Following my brief Kyushu tour and a last visit to friends in Kyoto, I caught the train a few hours to Sasayama in Hyogo prefecture, where I met up with mbira buddy Masa Sakurai who had come from Tokyo to introduce me to senior Japanese mbira sister Yuki-neh (which means Yuki-sister). They have both spent lots of time in Zimbabwe learning from the famous mbira master Gariyakai (please tell me if you know the correct spelling).
Tabla and mbira are a well-matched but rare combo, a meeting across the Indian Ocean. Both instruments have a similar acoustic level and organic tonal quality, resonant tones, and trancey rhythms, and both have a strong association with spiritual music.
After a brief tabla-mbira session, we went to a really amazing multi-level onsen and had a yummy winter nabe and a few drinks. Then Yuki-neh says "Now we are good and drunk, we should play mbira. You have to be drunk to really play mbira."
Normally I don't drink and play tabla, but if trying to mix with the Zimbabwean spirit one should do as the mbira-masters do. Mbira music is used for spirit-medium work and the trancey repetitive 6 beat rhythms and offbeat melodies are very powerful consciousness transmuters, taking one's mind out of the normal mode. A bit of alcohol stops the conscious mind stepping in and inhibiting the process.

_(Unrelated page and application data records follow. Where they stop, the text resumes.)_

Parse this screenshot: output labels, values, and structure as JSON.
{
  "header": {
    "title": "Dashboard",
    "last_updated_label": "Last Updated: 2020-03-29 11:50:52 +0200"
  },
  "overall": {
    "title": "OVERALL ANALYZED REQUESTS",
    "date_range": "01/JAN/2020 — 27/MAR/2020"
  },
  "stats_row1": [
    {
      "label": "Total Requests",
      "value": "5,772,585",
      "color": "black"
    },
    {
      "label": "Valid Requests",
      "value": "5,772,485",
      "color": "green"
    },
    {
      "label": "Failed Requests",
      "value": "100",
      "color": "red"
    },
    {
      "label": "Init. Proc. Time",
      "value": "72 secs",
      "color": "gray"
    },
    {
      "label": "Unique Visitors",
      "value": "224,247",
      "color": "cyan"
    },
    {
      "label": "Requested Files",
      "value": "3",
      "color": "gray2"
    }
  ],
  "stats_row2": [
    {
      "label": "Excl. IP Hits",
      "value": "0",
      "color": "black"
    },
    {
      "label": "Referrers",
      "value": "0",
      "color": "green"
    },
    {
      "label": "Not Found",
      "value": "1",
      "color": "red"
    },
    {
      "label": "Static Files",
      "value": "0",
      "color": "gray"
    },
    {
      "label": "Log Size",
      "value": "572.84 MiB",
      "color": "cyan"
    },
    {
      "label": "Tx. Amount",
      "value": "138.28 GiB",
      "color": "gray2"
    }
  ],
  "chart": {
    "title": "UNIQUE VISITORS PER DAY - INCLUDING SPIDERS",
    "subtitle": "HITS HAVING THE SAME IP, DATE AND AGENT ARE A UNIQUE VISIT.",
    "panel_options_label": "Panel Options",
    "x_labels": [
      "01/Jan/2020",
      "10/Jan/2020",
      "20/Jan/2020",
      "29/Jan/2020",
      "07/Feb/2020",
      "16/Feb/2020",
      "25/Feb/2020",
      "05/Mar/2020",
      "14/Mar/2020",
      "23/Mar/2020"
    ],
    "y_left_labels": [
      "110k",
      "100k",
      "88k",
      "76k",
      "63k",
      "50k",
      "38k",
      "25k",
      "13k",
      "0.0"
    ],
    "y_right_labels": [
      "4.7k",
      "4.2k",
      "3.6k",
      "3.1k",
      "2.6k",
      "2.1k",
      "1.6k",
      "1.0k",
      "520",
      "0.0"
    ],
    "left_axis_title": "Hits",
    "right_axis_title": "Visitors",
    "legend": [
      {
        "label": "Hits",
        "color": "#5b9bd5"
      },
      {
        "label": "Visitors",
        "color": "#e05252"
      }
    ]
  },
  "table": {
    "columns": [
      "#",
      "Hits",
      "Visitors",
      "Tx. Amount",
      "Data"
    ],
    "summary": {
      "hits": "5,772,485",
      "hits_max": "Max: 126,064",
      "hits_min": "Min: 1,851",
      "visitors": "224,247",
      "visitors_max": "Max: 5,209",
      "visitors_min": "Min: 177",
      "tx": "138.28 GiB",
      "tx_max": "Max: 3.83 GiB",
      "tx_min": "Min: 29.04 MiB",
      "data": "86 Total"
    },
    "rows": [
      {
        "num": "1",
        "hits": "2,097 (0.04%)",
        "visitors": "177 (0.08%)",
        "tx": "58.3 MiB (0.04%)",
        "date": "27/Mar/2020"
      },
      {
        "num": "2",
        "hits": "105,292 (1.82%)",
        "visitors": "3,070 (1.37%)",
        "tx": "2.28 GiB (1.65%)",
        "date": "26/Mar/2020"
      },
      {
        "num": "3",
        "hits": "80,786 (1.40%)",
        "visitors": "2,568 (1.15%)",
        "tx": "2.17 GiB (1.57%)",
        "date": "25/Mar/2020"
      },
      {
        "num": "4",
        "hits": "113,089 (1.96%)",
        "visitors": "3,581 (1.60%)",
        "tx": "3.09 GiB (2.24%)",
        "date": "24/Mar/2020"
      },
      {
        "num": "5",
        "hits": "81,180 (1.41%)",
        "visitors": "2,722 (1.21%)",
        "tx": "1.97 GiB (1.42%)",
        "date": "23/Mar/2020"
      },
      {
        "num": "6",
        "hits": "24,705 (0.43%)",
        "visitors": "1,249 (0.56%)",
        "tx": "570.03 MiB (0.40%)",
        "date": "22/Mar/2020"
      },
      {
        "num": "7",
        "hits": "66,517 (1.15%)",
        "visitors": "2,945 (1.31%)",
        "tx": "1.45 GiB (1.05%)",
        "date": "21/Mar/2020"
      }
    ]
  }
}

I found myself in a place of no thought, playing tabla in completely new ways along with the mbira music. More of that please.